But yes, the film has a very welcoming feel, if also an emotional sophistication which deepens it. I believe you mentioned this during our discussion of Altman's California Split, too, but there's this rather strange but potent dialectic between tragedy and comedy coursing through much of Cassavetes work that can be rather disarming if you're unprepared for it. Thom Andersen said of Cassavetes that "his comedies face up to tragedy and reject it", and I can hardly think of a more compelling definition of what makes Love Streams such a uniquely powerful drama. The narrative seems on paper like the stuff of tragedy -- or maybe even straight-up melodrama at times -- but the gravity of the drama is continually undermined by these unexpected surges of infectious warmth and humor. Which makes it a very unusual viewing experience, because you leave feeling both deeply moved but wholly entertained. It's as though Cassavetes accepts sadness as a given, and, reconciling himself to it, begins to dive heedlessly toward little moments of bliss. It's a beautiful sentiment.
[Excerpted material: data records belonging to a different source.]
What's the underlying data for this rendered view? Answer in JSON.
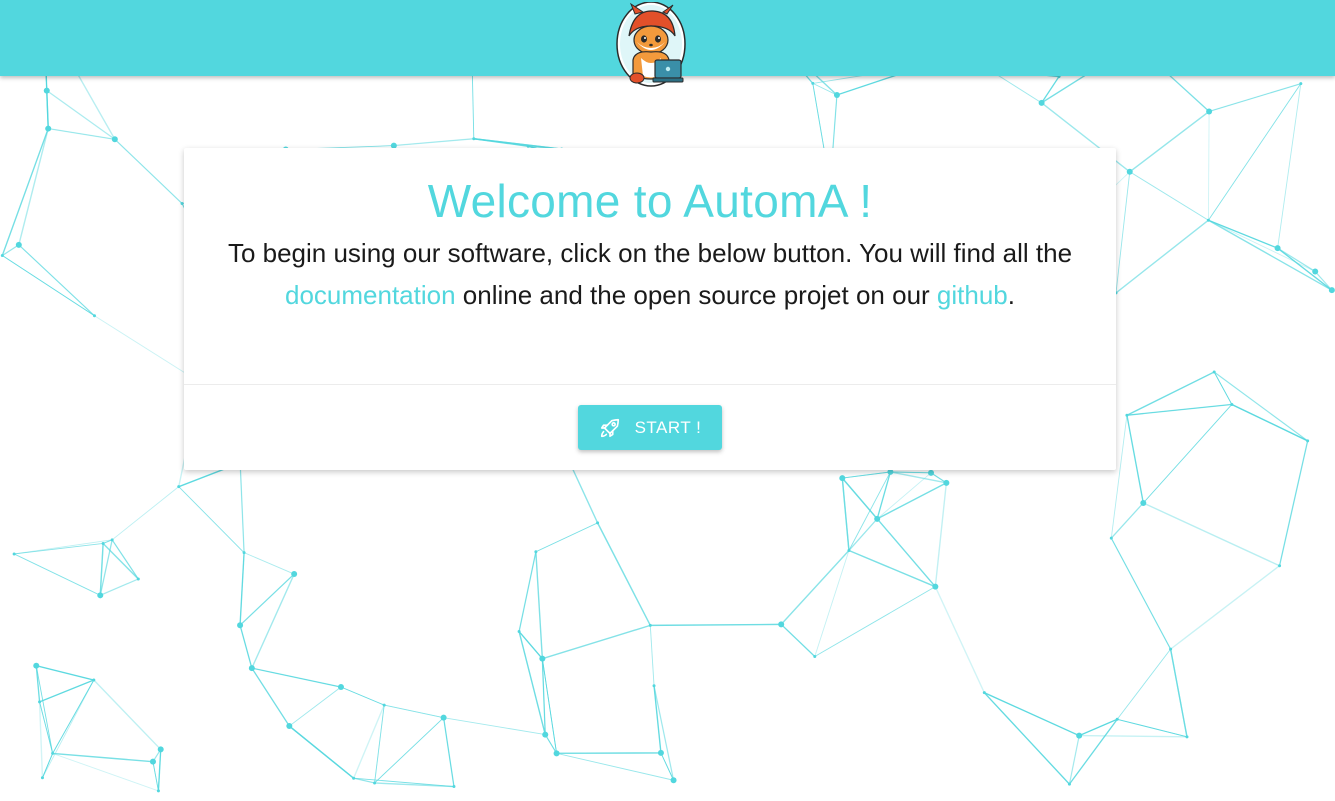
{
  "colors": {
    "accent": "#52d7de",
    "text": "#1a1a1a",
    "background": "#ffffff"
  },
  "header": {
    "logo_icon": "fox-mascot-laptop-logo"
  },
  "card": {
    "title": "Welcome to AutomA !",
    "text_before_doc": "To begin using our software, click on the below button. You will find all the ",
    "doc_link": "documentation",
    "text_middle": " online and the open source projet on our ",
    "github_link": "github",
    "text_end": ".",
    "start_button": {
      "label": "START !",
      "icon": "rocket-icon"
    }
  }
}
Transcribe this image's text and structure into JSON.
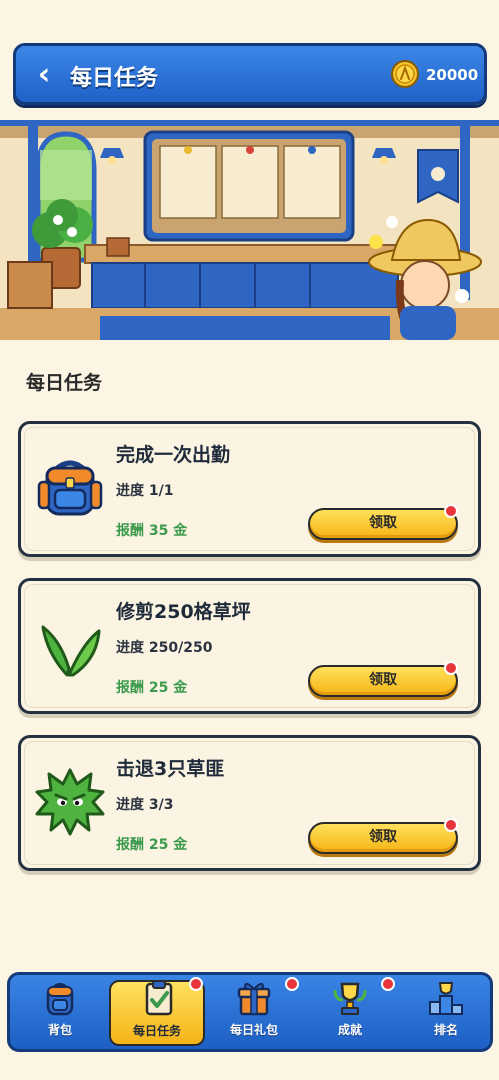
{
  "header": {
    "back_label": "‹",
    "title": "每日任务",
    "coins": "20000"
  },
  "section": {
    "title": "每日任务"
  },
  "tasks": [
    {
      "name": "完成一次出勤",
      "progress": "进度 1/1",
      "reward": "报酬 35 金",
      "claim_label": "领取",
      "icon": "backpack-icon"
    },
    {
      "name": "修剪250格草坪",
      "progress": "进度 250/250",
      "reward": "报酬 25 金",
      "claim_label": "领取",
      "icon": "grass-icon"
    },
    {
      "name": "击退3只草匪",
      "progress": "进度 3/3",
      "reward": "报酬 25 金",
      "claim_label": "领取",
      "icon": "weed-monster-icon"
    }
  ],
  "nav": {
    "items": [
      {
        "label": "背包",
        "icon": "backpack-icon"
      },
      {
        "label": "每日任务",
        "icon": "clipboard-check-icon"
      },
      {
        "label": "每日礼包",
        "icon": "gift-icon"
      },
      {
        "label": "成就",
        "icon": "trophy-laurel-icon"
      },
      {
        "label": "排名",
        "icon": "podium-icon"
      }
    ],
    "active": "每日任务"
  },
  "colors": {
    "primary_blue": "#1f62c8",
    "button_yellow": "#f6b415",
    "reward_green": "#3c9a4d",
    "notify_red": "#e8343b",
    "background": "#fcf5e4"
  }
}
Cronk: Indeed it is. As you said that I began to think of the scene toward the beginning of the film when the Casavetes character is chatting with his young son who he hasn't seen since he was born, only to casually drink a beer with him. The implications behind the reconciliation are serious as Cassavetes plays something of a playboy in the film, entertaining various women at all-night house parties (come to think of it, the outlying women even remind me a bit of the ladies in California Split as well) when he isn't drinking his way out of his writers block, but it's a funny, charming scene on a conversational level. Of course, Cassavetes did this throughout his career, but sometimes it could go a little overboard in one direction or the other (the extremes, in both content and arguably quality, being Husbands and Minnie and Moskowitz), but here the results are layered, multi-faceted, and eventually tragic. The final shot is one of the saddest yet most life-affirming finales of any film I can think of; just a glorious way to end such a relentless film.
Marsh: It's a sublime ending, yes, and one that I find a little hard to watch because it's just so emotionally exhausting. And as far as that scene with his estranged child, you're right that it's both immediately amusing but implicitly damning, and that ambiguity about what you're watching -- and how you're supposed to feel about what you're watching -- is one of the most interesting things about this film. The scene that stands out the most to me occurs much later, when the Gena Rowlands character -- who has just suffered a sort of nervous breakdown after her husband and daughter bluntly cut her out of their lives -- has this incredibly surreal dream about attempting to entertain her family. She bets her family that she can make them laugh in under a minute, and they just stare at her blankly while she hurries through this desperate and totally pathetic clown routine. It's hard to describe, but it's unlike everything else in the film, and the tone is sinister and dream-like in an almost Lynchian way. But for some reason it emerges, to me at least, as one of the most emotionally devastating sequences, ever.
Cronk: And following that is a series of further breakdowns and hallucinations and things of that nature, and at one point towards the end Cassavetes just breaks into this hilariously exhausted laughter. Seeing this in a theater with a large audience recently really demonstrated just how invested we become we these characters and the way Cassavetes seemingly laughs from his disbelief in his own plot development turns out to reveal a fascinating sympathy between viewer and actor/director. These moments seem like they can only arise out of truly inspired improvisation, of the sort which really only Altman and Cassavetes can lay claim to in the American cinema.